WORK REQUEST:
Would you print every entry below exactly as written, omitting the images?

╔══

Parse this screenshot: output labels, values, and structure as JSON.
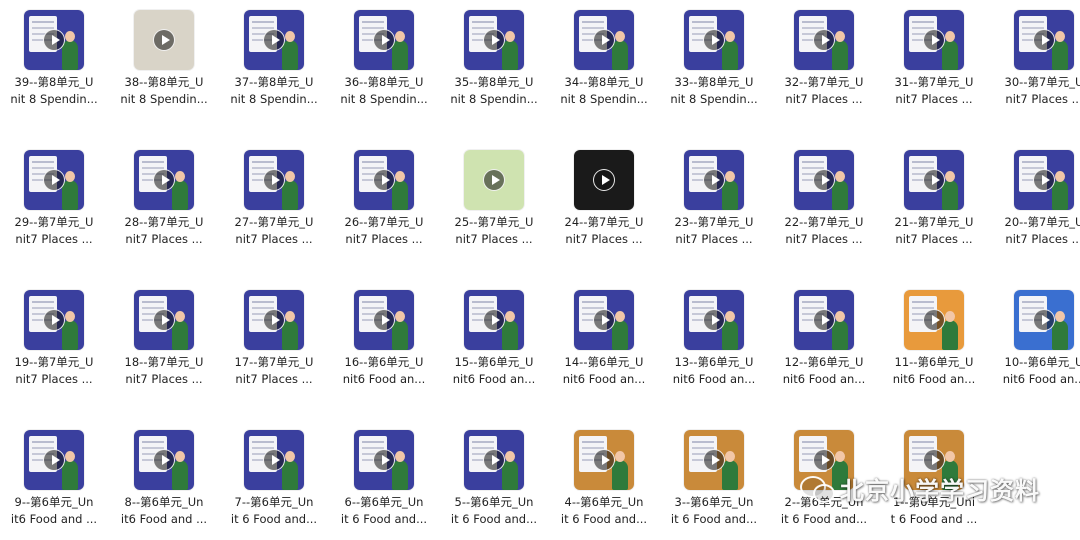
{
  "videos": [
    {
      "line1": "39--第8单元_U",
      "line2": "nit 8 Spendin...",
      "bg": "#3a3f9e"
    },
    {
      "line1": "38--第8单元_U",
      "line2": "nit 8 Spendin...",
      "bg": "#d9d4c8"
    },
    {
      "line1": "37--第8单元_U",
      "line2": "nit 8 Spendin...",
      "bg": "#3a3f9e"
    },
    {
      "line1": "36--第8单元_U",
      "line2": "nit 8 Spendin...",
      "bg": "#3a3f9e"
    },
    {
      "line1": "35--第8单元_U",
      "line2": "nit 8 Spendin...",
      "bg": "#3a3f9e"
    },
    {
      "line1": "34--第8单元_U",
      "line2": "nit 8 Spendin...",
      "bg": "#3a3f9e"
    },
    {
      "line1": "33--第8单元_U",
      "line2": "nit 8 Spendin...",
      "bg": "#3a3f9e"
    },
    {
      "line1": "32--第7单元_U",
      "line2": "nit7 Places ...",
      "bg": "#3a3f9e"
    },
    {
      "line1": "31--第7单元_U",
      "line2": "nit7 Places ...",
      "bg": "#3a3f9e"
    },
    {
      "line1": "30--第7单元_U",
      "line2": "nit7 Places ...",
      "bg": "#3a3f9e"
    },
    {
      "line1": "29--第7单元_U",
      "line2": "nit7 Places ...",
      "bg": "#3a3f9e"
    },
    {
      "line1": "28--第7单元_U",
      "line2": "nit7 Places ...",
      "bg": "#3a3f9e"
    },
    {
      "line1": "27--第7单元_U",
      "line2": "nit7 Places ...",
      "bg": "#3a3f9e"
    },
    {
      "line1": "26--第7单元_U",
      "line2": "nit7 Places ...",
      "bg": "#3a3f9e"
    },
    {
      "line1": "25--第7单元_U",
      "line2": "nit7 Places ...",
      "bg": "#cfe3b0"
    },
    {
      "line1": "24--第7单元_U",
      "line2": "nit7 Places ...",
      "bg": "#1a1a1a"
    },
    {
      "line1": "23--第7单元_U",
      "line2": "nit7 Places ...",
      "bg": "#3a3f9e"
    },
    {
      "line1": "22--第7单元_U",
      "line2": "nit7 Places ...",
      "bg": "#3a3f9e"
    },
    {
      "line1": "21--第7单元_U",
      "line2": "nit7 Places ...",
      "bg": "#3a3f9e"
    },
    {
      "line1": "20--第7单元_U",
      "line2": "nit7 Places ...",
      "bg": "#3a3f9e"
    },
    {
      "line1": "19--第7单元_U",
      "line2": "nit7 Places ...",
      "bg": "#3a3f9e"
    },
    {
      "line1": "18--第7单元_U",
      "line2": "nit7 Places ...",
      "bg": "#3a3f9e"
    },
    {
      "line1": "17--第7单元_U",
      "line2": "nit7 Places ...",
      "bg": "#3a3f9e"
    },
    {
      "line1": "16--第6单元_U",
      "line2": "nit6 Food an...",
      "bg": "#3a3f9e"
    },
    {
      "line1": "15--第6单元_U",
      "line2": "nit6 Food an...",
      "bg": "#3a3f9e"
    },
    {
      "line1": "14--第6单元_U",
      "line2": "nit6 Food an...",
      "bg": "#3a3f9e"
    },
    {
      "line1": "13--第6单元_U",
      "line2": "nit6 Food an...",
      "bg": "#3a3f9e"
    },
    {
      "line1": "12--第6单元_U",
      "line2": "nit6 Food an...",
      "bg": "#3a3f9e"
    },
    {
      "line1": "11--第6单元_U",
      "line2": "nit6 Food an...",
      "bg": "#e89a3c"
    },
    {
      "line1": "10--第6单元_U",
      "line2": "nit6 Food an...",
      "bg": "#3a6fd0"
    },
    {
      "line1": "9--第6单元_Un",
      "line2": "it6 Food and ...",
      "bg": "#3a3f9e"
    },
    {
      "line1": "8--第6单元_Un",
      "line2": "it6 Food and ...",
      "bg": "#3a3f9e"
    },
    {
      "line1": "7--第6单元_Un",
      "line2": "it 6 Food and...",
      "bg": "#3a3f9e"
    },
    {
      "line1": "6--第6单元_Un",
      "line2": "it 6 Food and...",
      "bg": "#3a3f9e"
    },
    {
      "line1": "5--第6单元_Un",
      "line2": "it 6 Food and...",
      "bg": "#3a3f9e"
    },
    {
      "line1": "4--第6单元_Un",
      "line2": "it 6 Food and...",
      "bg": "#c98a3a"
    },
    {
      "line1": "3--第6单元_Un",
      "line2": "it 6 Food and...",
      "bg": "#c98a3a"
    },
    {
      "line1": "2--第6单元_Un",
      "line2": "it 6 Food and...",
      "bg": "#c98a3a"
    },
    {
      "line1": "1--第6单元_Uni",
      "line2": "t 6 Food and ...",
      "bg": "#c98a3a"
    }
  ],
  "watermark": {
    "text": "北京小学学习资料",
    "icon": "wechat-icon"
  }
}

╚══

RESULT BELOW:
Parse this screenshot: output labels, values, and structure as JSON.
{
  "videos": [
    {
      "line1": "39--第8单元_U",
      "line2": "nit 8 Spendin...",
      "bg": "#3a3f9e"
    },
    {
      "line1": "38--第8单元_U",
      "line2": "nit 8 Spendin...",
      "bg": "#d9d4c8"
    },
    {
      "line1": "37--第8单元_U",
      "line2": "nit 8 Spendin...",
      "bg": "#3a3f9e"
    },
    {
      "line1": "36--第8单元_U",
      "line2": "nit 8 Spendin...",
      "bg": "#3a3f9e"
    },
    {
      "line1": "35--第8单元_U",
      "line2": "nit 8 Spendin...",
      "bg": "#3a3f9e"
    },
    {
      "line1": "34--第8单元_U",
      "line2": "nit 8 Spendin...",
      "bg": "#3a3f9e"
    },
    {
      "line1": "33--第8单元_U",
      "line2": "nit 8 Spendin...",
      "bg": "#3a3f9e"
    },
    {
      "line1": "32--第7单元_U",
      "line2": "nit7 Places ...",
      "bg": "#3a3f9e"
    },
    {
      "line1": "31--第7单元_U",
      "line2": "nit7 Places ...",
      "bg": "#3a3f9e"
    },
    {
      "line1": "30--第7单元_U",
      "line2": "nit7 Places ...",
      "bg": "#3a3f9e"
    },
    {
      "line1": "29--第7单元_U",
      "line2": "nit7 Places ...",
      "bg": "#3a3f9e"
    },
    {
      "line1": "28--第7单元_U",
      "line2": "nit7 Places ...",
      "bg": "#3a3f9e"
    },
    {
      "line1": "27--第7单元_U",
      "line2": "nit7 Places ...",
      "bg": "#3a3f9e"
    },
    {
      "line1": "26--第7单元_U",
      "line2": "nit7 Places ...",
      "bg": "#3a3f9e"
    },
    {
      "line1": "25--第7单元_U",
      "line2": "nit7 Places ...",
      "bg": "#cfe3b0"
    },
    {
      "line1": "24--第7单元_U",
      "line2": "nit7 Places ...",
      "bg": "#1a1a1a"
    },
    {
      "line1": "23--第7单元_U",
      "line2": "nit7 Places ...",
      "bg": "#3a3f9e"
    },
    {
      "line1": "22--第7单元_U",
      "line2": "nit7 Places ...",
      "bg": "#3a3f9e"
    },
    {
      "line1": "21--第7单元_U",
      "line2": "nit7 Places ...",
      "bg": "#3a3f9e"
    },
    {
      "line1": "20--第7单元_U",
      "line2": "nit7 Places ...",
      "bg": "#3a3f9e"
    },
    {
      "line1": "19--第7单元_U",
      "line2": "nit7 Places ...",
      "bg": "#3a3f9e"
    },
    {
      "line1": "18--第7单元_U",
      "line2": "nit7 Places ...",
      "bg": "#3a3f9e"
    },
    {
      "line1": "17--第7单元_U",
      "line2": "nit7 Places ...",
      "bg": "#3a3f9e"
    },
    {
      "line1": "16--第6单元_U",
      "line2": "nit6 Food an...",
      "bg": "#3a3f9e"
    },
    {
      "line1": "15--第6单元_U",
      "line2": "nit6 Food an...",
      "bg": "#3a3f9e"
    },
    {
      "line1": "14--第6单元_U",
      "line2": "nit6 Food an...",
      "bg": "#3a3f9e"
    },
    {
      "line1": "13--第6单元_U",
      "line2": "nit6 Food an...",
      "bg": "#3a3f9e"
    },
    {
      "line1": "12--第6单元_U",
      "line2": "nit6 Food an...",
      "bg": "#3a3f9e"
    },
    {
      "line1": "11--第6单元_U",
      "line2": "nit6 Food an...",
      "bg": "#e89a3c"
    },
    {
      "line1": "10--第6单元_U",
      "line2": "nit6 Food an...",
      "bg": "#3a6fd0"
    },
    {
      "line1": "9--第6单元_Un",
      "line2": "it6 Food and ...",
      "bg": "#3a3f9e"
    },
    {
      "line1": "8--第6单元_Un",
      "line2": "it6 Food and ...",
      "bg": "#3a3f9e"
    },
    {
      "line1": "7--第6单元_Un",
      "line2": "it 6 Food and...",
      "bg": "#3a3f9e"
    },
    {
      "line1": "6--第6单元_Un",
      "line2": "it 6 Food and...",
      "bg": "#3a3f9e"
    },
    {
      "line1": "5--第6单元_Un",
      "line2": "it 6 Food and...",
      "bg": "#3a3f9e"
    },
    {
      "line1": "4--第6单元_Un",
      "line2": "it 6 Food and...",
      "bg": "#c98a3a"
    },
    {
      "line1": "3--第6单元_Un",
      "line2": "it 6 Food and...",
      "bg": "#c98a3a"
    },
    {
      "line1": "2--第6单元_Un",
      "line2": "it 6 Food and...",
      "bg": "#c98a3a"
    },
    {
      "line1": "1--第6单元_Uni",
      "line2": "t 6 Food and ...",
      "bg": "#c98a3a"
    }
  ],
  "watermark": {
    "text": "北京小学学习资料",
    "icon": "wechat-icon"
  }
}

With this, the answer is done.